Total notifications per day: 1377/30 = 45.9
Notifications per hour for mobile: 45.9 / 2.8 =16.4 / hour while using the phone
Further, in North America, MARKETERS are sending 671 million push notifications to phones each day, peaking at around 6-8pm each day, with 58 million pushes at around 6.30pm. Given that there are 229.3 million smartphone users in North America, that averages to 2.9 marketing notifications per day per person.
In CANADA: The average apps per person was 19 in 2015. Using the same calculations, that would equate to an average notifications per day of: 32.3 push notifications per day on the phone.
In the UK: The average apps per person was 50. Using the same calculations, that would equate to an average notifications per day of: 85 push notifications per day on the phone.
Note: I searched for the average apps per person in the following key countries, and found no data: Australia, China, and Japan. Most stats available were on the number of connected devices per person, or time spent on various activities or devices.
Though we don't know all the push notification frequencies per region, this information could be useful. Opt in rate (rate at which people enable/permit push notifications from an app) per region:
North America: 40%
South America: 44%
SOCIAL MEDIA PUSH NOTIFICATIONS
Unfortunately, there was no public information on the frequency of notifications or alerts for social media specifically, but you may find this data useful:
For US smartphone users, the most popular notifications were for 1) Missed calls (92%) 2) Texts (88%), 3) email (81%), 4) mobile app updates (67%), 5) social media (65%).
MORE STATS: FREQUENCY OF NEWS PUSH NOTIFICATIONS:
US smartphone users who get news notifications:
Hardly ever: 18%
AGE AND GENDER
For US smartphone users getting news notifications, there was no difference by age group. Those receiving news notifications were: 18-29: 54%, 30-49: 56%, 50-64: 56%, 65+: 49%

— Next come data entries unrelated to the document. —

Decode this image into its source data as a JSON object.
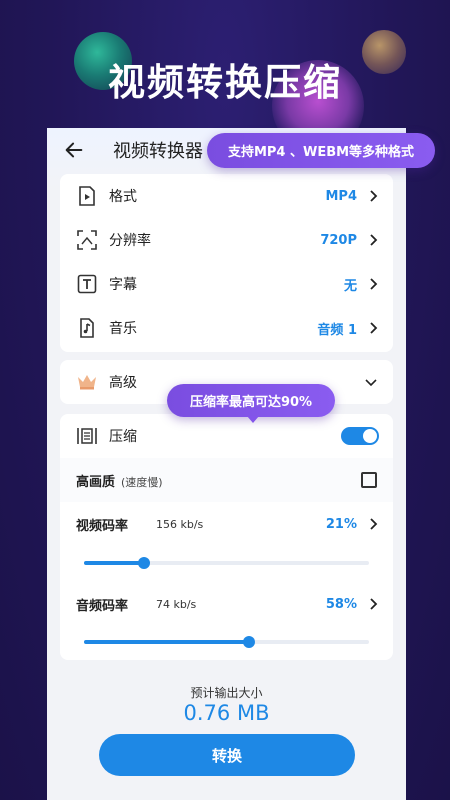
{
  "headline": "视频转换压缩",
  "topbar": {
    "title": "视频转换器"
  },
  "tooltips": {
    "formats": "支持MP4 、WEBM等多种格式",
    "compression": "压缩率最高可达90%"
  },
  "settings": [
    {
      "icon": "video-file-icon",
      "label": "格式",
      "value": "MP4"
    },
    {
      "icon": "resolution-icon",
      "label": "分辨率",
      "value": "720P"
    },
    {
      "icon": "subtitle-icon",
      "label": "字幕",
      "value": "无"
    },
    {
      "icon": "music-note-icon",
      "label": "音乐",
      "value": "音频 1"
    }
  ],
  "advanced": {
    "icon": "crown-icon",
    "label": "高级"
  },
  "compress": {
    "icon": "compress-icon",
    "label": "压缩",
    "enabled": true,
    "high_quality": {
      "label": "高画质",
      "note": "(速度慢)",
      "checked": false
    },
    "video_bitrate": {
      "label": "视频码率",
      "rate": "156 kb/s",
      "percent": "21%",
      "level": 0.21
    },
    "audio_bitrate": {
      "label": "音频码率",
      "rate": "74 kb/s",
      "percent": "58%",
      "level": 0.58
    }
  },
  "estimate": {
    "label": "预计输出大小",
    "value": "0.76 MB"
  },
  "convert_button": "转换",
  "colors": {
    "accent": "#1e88e5",
    "background": "#23185a",
    "tooltip": "#7a4de0"
  }
}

Of those getting news notifications, those who clicked through by age were: 18-29: 48%, 30-49: 46%, 50-64: 47%, 65+: 48%
Hours for app usage by age per month did however vary considerably -Smartphone app monthly hours, United States:
There was very little information on gender use or frequency of push notifications, however, I did find that 86% of millennial men compared to 79% of millennial women act on push notifications.
VIEWS ON PUSH NOTIFICATIONS BEING OVERWHELMING, CHAOTIC
Over 52% of app users find push notifications annoying, according to a Localytics survey. Part of this annoyance may be related to the fact that over 35% of push notifications are generic broadcasts to all users. 26% of people said they find push notifications good -alerting them about things they are interested in, 20% said they were productivity enhancing, and 2% said "other".
In terms of how many push notifications, per week per app, users thought were too many: Survey respondents said that between 2 and 5 messages in one week would cause 46% of them to disable push notifications. 32% said they would stop using an app if they received 6 to 10 messages in a week (Note this survey was focused on push notifications from companies, as opposed to social media alerts).
Some people are showing their distaste for push notifications in their actions: 30% of people in one survey disabled all mobile push notifications and 50% only opted into receiving push notifications from their favorite apps.
A study found that push notifications are as distracting as phone calls: 150 students participated in a sustained attention test, and researchers found that any kind of audible interruption negatively impacted their performance.
Further, psychologists say that constant notifications are a "toxic source of stress". A UK study of 2000 workers from various industries found that there was a strong relationship between use of an email push feature and perceived email pressure. That pressure was highest among young people, then decreased with age. Those working in IT were also the most affected, with 30% receiving over 50 emails a day.
People are receiving around 32-85 push notifications per day, from a range of sources, including marketers and email. One the one hand, people appreciate personalised, useful information, but on the other hand these interruptions are causing stress, especially when they are work related. Thanks for using Wonder! Let us know if we can help with anything else.